Even if an agreement is adopted, it will be very difficult for 2 /3 of the US Senate to approve a climate change treaty, given the makeup of the 114th Congress. Many members of the House of Representatives and Senate are skeptical of climate change science and receive substantial financial contributions from the  fossil fuel industries. Politifact reports that only 3% of the current Republican members of Congress indicated that people are causing global warming, which is definitely at odds with the climate scientists.   

A major challenge is with the likely appointment of Senator James Inhofe (R-OK) as the chair of the influential Environment and Public Works Committee. Senator Inhofe, who arguably is one of the most factually-challenged members of the Senate regarding global warming, has written a book on how he perceives climate change science to be a "hoax" and a "conspiracy." This is bizarre since it would take a Herculean collusive effort of tens of thousands of scientists (which is definitely not occurring), the US Department of Defense, most governments, insurance companies, large private sector companies and a litany of other participants who are concerned about climate change.

Senate Majority Leader-Elect Mitch McConnell (R-KY) will undermine any efforts to strengthen environmental initiatives, especially if he thinks it impacts coal production. The recent loss of over 7,000 coal mine jobs in Kentucky is due primarily to cheap natural gas, automation in the mines and coal costing more to extract, rather than to the regulations of the Environmental Protection Agency (EPA), as Senator McConnell erroneously argues. 

The bottom line and driver of the energy discussion revolves around providing energy and earning huge sums of money.
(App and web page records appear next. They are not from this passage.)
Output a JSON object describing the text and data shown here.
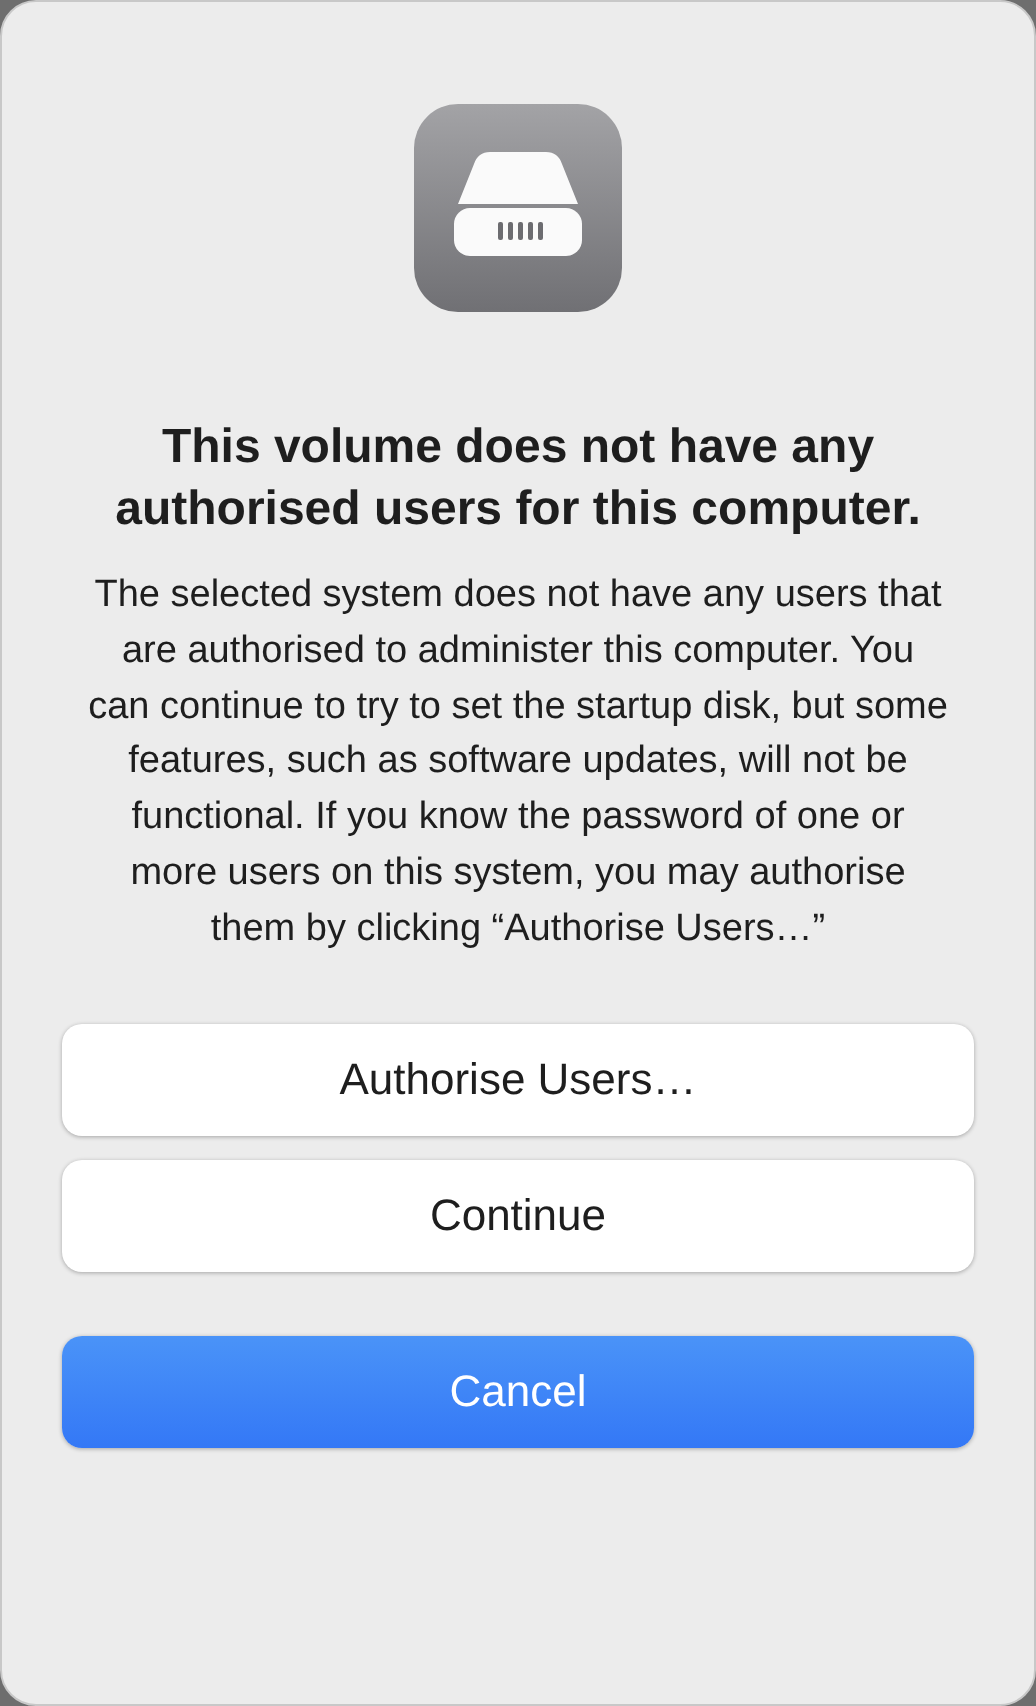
{
  "dialog": {
    "title": "This volume does not have any authorised users for this computer.",
    "message": "The selected system does not have any users that are authorised to administer this computer. You can continue to try to set the startup disk, but some features, such as software updates, will not be functional. If you know the password of one or more users on this system, you may authorise them by clicking “Authorise Users…”",
    "buttons": [
      {
        "label": "Authorise Users…",
        "kind": "secondary"
      },
      {
        "label": "Continue",
        "kind": "secondary"
      },
      {
        "label": "Cancel",
        "kind": "primary"
      }
    ]
  }
}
The oil, gas and coal reserves still in the ground are worth trillions of dollars. If there is a move from fossil fuels to clean energy alternatives, these resources will be "stranded assets" and the companies will be the losers. They have a direct financial investment that compels them to funnel millions to faux-scientists--such as employed by the Heartland Institute or the International Climate Science Coalition-- to sow "doubt and confusion" in the minds of the general public (this was a ploy that was used successfully for years by the cigarette manufacturers even when they knew how damaging their products were). The fossil fuel industry systematically develops slick pro-fossil fuel ads that depict a positive, yet false, impression of how the world benefits from the carbon-producing, environmentally-damaging products they are promoting.

Dr. Hans Blix, former director of the UN Atomic Energy Agency and head of the UN Verification Mission in Iraq that searched for WMDs, was clairvoyant in 2003. Dr. Blix--even though he originally thought Saddam had weapons-- scientifically and empirically proved they did not exist and said the invasion of Iraq was "illegal." In a recent Financial Times interview he suggested that environmental destruction was a "slow suicide." Perhaps the media, which ignored Blix's accurate analysis in 2003, should pay attention to him and hundreds of thousands of other experts who are sounding the alarm.

It has been alleged that as the RMS Titanic was sinking the band played the hymn "Nearer, My God, To Thee." If humans do not confront the climate change disaster that is looming, are the metaphorical iceberg getting closer and the lyrics even more appropriate? The clock is ticking.